Nettie Stevens still has not been properly credited for her discovery despite proof that her work was done independently from her male colleague, biologist Edmund Beecher Wilson. Instead, Edmund is known for the discovery that sex is determined by the size difference of a single pair of chromosomes. Nettie had shared her breakthrough in a 1905 paper, but Edmund’s name continues to be attached to the discovery rather than Nettie’s. It’s truly a shame! And these are just two examples of the discrimination that women have faced throughout history. 


Other barriers include not being paid for intellectual contributions, not being officially awarded a doctoral title and degree, or not being allowed to attend college without approval by the male board of directors or professors. The challenges have shifted and morphed over the years, but women still face discrimination. I hope that with every new book, movie, class, or conversation that enlightens the general public of the past and present struggles women face in science and other fields, such barriers will soon be left to the pages of history.






Elizabeth Lorayne is an award-winning author and publisher of children’s books. Since the success of her first book The Adventures of Piratess Tilly, featuring an aspiring naturalist heroine who is the captain of her own ship, Elizabeth has continued to write and publish books with themes of girl-empowerment, eco-consciousness, exploration, and science. Elizabeth spent her childhood sailing and cultivating her passion for science along the shorelines of the Pacific Northwest. She is a graduate of The New School in Manhattan and a member of the Society of Children’s Book Writers and Illustrators. An artist and mother, she lives in Newburyport, Massachusetts, with her family.

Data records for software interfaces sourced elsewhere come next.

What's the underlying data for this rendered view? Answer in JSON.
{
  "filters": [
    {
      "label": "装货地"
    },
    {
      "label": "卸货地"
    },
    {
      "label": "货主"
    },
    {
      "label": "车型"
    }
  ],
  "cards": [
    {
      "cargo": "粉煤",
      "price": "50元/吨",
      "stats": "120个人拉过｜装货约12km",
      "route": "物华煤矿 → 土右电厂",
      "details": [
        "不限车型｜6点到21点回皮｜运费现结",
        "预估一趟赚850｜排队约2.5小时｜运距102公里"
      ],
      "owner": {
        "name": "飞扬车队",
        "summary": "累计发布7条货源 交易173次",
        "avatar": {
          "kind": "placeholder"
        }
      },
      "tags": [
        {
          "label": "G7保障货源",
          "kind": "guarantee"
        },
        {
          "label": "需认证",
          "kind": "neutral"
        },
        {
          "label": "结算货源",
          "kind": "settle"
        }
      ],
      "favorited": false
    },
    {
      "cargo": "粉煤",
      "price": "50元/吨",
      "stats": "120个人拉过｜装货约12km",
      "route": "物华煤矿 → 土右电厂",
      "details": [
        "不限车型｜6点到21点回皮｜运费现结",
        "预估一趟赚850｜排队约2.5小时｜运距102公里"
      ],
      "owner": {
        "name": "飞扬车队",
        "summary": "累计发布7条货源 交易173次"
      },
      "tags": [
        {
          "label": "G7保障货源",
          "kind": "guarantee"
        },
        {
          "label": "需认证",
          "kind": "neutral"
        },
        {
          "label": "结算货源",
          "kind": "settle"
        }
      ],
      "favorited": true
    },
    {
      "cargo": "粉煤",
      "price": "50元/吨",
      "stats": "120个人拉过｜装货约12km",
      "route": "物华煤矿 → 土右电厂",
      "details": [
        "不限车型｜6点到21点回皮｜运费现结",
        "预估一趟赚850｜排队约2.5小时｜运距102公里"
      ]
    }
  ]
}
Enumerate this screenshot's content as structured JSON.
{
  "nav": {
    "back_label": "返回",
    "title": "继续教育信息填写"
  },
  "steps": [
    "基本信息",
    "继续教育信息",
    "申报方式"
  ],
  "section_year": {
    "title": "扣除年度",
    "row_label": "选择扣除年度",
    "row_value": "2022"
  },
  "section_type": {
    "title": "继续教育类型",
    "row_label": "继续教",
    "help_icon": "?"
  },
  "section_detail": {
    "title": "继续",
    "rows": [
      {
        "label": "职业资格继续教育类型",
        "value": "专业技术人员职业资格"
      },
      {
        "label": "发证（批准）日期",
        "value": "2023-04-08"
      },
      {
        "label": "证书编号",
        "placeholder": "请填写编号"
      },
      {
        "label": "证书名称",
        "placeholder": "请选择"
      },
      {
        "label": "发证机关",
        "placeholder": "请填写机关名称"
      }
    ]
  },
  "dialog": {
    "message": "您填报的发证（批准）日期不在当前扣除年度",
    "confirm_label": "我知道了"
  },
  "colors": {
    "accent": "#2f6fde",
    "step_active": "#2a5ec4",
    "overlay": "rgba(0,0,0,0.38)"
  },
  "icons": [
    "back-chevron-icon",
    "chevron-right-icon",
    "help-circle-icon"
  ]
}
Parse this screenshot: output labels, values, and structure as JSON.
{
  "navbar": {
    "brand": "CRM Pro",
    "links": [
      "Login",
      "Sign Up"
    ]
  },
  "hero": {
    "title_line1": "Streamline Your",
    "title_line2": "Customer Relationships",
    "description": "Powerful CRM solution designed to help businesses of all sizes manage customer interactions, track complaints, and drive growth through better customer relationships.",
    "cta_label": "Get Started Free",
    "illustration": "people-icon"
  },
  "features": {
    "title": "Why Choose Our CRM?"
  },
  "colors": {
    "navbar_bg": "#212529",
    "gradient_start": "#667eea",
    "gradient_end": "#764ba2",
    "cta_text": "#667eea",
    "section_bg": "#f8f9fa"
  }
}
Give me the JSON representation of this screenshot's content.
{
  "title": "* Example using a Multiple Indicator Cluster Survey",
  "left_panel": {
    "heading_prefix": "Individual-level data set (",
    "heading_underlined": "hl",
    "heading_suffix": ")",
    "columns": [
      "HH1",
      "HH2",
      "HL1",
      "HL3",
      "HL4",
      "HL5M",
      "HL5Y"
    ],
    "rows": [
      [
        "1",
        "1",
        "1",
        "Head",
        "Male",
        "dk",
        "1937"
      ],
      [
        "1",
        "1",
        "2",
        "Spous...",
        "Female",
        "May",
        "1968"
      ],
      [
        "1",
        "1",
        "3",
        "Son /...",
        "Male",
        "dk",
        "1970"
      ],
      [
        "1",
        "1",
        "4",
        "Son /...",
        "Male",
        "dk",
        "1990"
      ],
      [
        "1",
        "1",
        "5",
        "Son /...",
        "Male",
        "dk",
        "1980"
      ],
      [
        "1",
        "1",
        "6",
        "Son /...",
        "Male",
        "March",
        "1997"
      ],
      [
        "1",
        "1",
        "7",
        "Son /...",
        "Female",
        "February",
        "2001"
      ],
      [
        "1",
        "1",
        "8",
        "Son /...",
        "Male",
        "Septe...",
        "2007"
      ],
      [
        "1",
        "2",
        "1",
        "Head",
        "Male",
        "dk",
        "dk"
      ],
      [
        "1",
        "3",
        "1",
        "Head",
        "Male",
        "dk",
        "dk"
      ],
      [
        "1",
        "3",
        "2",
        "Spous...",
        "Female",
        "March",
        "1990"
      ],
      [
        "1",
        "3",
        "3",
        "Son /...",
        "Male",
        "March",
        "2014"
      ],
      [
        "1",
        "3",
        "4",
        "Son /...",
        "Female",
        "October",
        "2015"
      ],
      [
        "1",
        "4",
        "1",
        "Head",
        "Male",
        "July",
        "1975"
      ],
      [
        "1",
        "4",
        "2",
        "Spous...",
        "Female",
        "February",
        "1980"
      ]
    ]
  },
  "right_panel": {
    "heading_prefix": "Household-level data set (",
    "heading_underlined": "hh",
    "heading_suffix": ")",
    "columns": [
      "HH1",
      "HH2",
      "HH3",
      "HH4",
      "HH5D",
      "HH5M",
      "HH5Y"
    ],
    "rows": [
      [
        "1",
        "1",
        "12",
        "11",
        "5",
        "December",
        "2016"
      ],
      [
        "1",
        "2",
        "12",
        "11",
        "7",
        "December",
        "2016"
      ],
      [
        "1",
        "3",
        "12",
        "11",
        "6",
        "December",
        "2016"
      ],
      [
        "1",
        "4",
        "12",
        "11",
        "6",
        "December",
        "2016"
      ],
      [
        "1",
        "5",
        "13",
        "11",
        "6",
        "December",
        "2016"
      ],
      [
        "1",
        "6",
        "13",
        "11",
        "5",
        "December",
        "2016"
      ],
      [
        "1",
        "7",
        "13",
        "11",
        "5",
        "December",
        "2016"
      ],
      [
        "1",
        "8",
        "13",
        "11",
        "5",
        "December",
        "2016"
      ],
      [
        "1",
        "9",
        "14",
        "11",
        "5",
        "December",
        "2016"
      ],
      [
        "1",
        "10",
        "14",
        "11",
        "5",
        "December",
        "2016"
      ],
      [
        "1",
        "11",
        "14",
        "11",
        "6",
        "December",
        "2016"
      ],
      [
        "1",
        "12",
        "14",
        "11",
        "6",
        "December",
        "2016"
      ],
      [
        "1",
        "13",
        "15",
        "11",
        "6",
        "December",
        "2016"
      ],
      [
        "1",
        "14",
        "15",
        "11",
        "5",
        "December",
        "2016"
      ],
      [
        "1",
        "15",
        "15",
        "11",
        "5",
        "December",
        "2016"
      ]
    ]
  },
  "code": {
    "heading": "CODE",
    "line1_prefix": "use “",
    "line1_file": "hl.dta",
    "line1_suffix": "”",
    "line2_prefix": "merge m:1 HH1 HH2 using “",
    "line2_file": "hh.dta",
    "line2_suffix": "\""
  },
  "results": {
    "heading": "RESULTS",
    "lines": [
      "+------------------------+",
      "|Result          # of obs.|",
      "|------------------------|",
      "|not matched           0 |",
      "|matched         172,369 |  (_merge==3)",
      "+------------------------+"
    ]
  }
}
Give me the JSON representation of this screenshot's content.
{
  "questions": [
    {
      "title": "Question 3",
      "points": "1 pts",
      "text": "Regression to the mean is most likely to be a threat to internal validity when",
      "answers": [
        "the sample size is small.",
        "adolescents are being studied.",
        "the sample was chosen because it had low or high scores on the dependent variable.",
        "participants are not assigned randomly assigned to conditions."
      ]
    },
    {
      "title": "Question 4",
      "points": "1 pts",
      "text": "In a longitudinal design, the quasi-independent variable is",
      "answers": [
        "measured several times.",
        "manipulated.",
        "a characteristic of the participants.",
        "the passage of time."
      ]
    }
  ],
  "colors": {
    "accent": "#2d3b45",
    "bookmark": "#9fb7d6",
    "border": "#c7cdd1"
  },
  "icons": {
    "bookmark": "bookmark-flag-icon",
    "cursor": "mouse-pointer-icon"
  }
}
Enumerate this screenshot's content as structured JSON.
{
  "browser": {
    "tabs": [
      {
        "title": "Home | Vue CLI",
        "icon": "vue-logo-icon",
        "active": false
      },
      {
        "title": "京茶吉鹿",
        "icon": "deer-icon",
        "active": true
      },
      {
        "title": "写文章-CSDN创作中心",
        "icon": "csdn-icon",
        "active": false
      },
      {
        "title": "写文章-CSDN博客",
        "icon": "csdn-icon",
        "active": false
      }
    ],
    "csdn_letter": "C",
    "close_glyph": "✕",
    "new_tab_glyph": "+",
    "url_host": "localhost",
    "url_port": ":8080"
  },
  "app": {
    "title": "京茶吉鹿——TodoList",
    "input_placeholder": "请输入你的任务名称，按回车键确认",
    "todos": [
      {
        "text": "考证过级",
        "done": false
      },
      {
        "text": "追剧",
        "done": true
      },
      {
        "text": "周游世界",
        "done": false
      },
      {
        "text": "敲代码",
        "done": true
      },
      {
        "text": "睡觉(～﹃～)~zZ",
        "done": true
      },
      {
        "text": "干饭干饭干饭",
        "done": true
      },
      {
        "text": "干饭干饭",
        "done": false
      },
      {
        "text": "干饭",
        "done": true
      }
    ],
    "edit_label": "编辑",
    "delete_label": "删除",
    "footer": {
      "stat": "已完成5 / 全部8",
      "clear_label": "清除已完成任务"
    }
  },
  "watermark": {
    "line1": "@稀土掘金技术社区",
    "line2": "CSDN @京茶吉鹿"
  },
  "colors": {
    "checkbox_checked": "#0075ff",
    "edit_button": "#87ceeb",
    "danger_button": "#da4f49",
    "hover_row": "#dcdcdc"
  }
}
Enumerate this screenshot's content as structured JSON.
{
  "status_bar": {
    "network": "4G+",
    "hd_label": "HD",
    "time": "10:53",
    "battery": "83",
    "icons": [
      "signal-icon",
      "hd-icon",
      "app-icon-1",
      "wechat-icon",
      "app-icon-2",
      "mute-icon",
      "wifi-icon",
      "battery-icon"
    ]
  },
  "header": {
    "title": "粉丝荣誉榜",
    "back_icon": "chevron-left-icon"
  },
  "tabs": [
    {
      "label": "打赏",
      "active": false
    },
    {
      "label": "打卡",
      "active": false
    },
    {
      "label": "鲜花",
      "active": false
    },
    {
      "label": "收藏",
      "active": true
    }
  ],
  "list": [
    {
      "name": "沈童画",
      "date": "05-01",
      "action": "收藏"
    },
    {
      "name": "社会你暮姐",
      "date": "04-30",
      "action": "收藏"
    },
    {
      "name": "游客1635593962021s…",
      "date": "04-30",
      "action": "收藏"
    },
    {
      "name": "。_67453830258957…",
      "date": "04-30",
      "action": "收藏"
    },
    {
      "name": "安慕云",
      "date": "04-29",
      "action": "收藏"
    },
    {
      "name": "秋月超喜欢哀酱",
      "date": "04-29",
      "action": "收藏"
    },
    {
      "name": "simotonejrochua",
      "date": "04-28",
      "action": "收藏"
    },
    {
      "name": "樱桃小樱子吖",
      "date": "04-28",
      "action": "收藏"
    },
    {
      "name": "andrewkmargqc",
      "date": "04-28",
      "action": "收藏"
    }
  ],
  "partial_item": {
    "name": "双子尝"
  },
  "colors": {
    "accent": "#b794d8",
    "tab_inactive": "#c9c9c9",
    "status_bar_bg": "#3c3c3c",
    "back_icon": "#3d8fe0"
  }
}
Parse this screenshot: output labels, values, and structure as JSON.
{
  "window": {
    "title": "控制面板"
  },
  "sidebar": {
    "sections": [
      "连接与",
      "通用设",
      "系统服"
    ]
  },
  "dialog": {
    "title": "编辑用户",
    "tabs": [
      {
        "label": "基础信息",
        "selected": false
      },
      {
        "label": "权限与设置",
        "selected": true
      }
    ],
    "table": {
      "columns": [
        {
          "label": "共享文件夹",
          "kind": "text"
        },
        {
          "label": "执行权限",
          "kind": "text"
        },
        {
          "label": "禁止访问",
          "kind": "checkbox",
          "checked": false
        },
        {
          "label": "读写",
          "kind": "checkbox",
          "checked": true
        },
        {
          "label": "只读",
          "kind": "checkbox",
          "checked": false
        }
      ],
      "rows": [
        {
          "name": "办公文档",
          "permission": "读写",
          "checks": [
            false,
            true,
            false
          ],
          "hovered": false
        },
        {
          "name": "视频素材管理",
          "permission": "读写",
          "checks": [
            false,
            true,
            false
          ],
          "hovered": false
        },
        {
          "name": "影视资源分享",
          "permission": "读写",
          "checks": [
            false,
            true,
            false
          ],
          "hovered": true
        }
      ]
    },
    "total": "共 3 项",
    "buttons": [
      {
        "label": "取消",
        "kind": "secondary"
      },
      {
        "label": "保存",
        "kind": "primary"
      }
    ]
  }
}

Kendra Shedenhelm grew up in Nebraska, illustrating short stories, entering poster contests, and creating "sellable" wares out of paper placemats. Upon graduating with a BFA from the University of Illinois at Chicago in 1995, she moved to NYC and has worked as a graphic designer, printmaker, illustrator, and artist ever since. Kendra was a semi-finalist for the Tomie dePaola Award in illustration and recently won an A. Eric Arctander grant for her watercolors. She lives north of Manhattan in a village on the Hudson with her husband, nine-year-old son, and two cats. 




The Historical Heroines Coloring Book: Pioneering Women in Science from the 18th and 19th Centuries , White Wave Press, October 2, 2017, ISBN # 978-0-9979098-9-0 (and a POD version # 978-0-9979098), Paperback, 8.5 X 11, 78 pages, $14.95, http://www.whitewavepress.com


*This interview was sent to FemSTEM by Elizabeth Lorayne's publicist Skye Wentworth. Mariah Loeber (editor) was not involved with this interview.  Mariah has a copy of this book, not by way of sponsorship, but via giveaway. This post is not sponsored in anyway.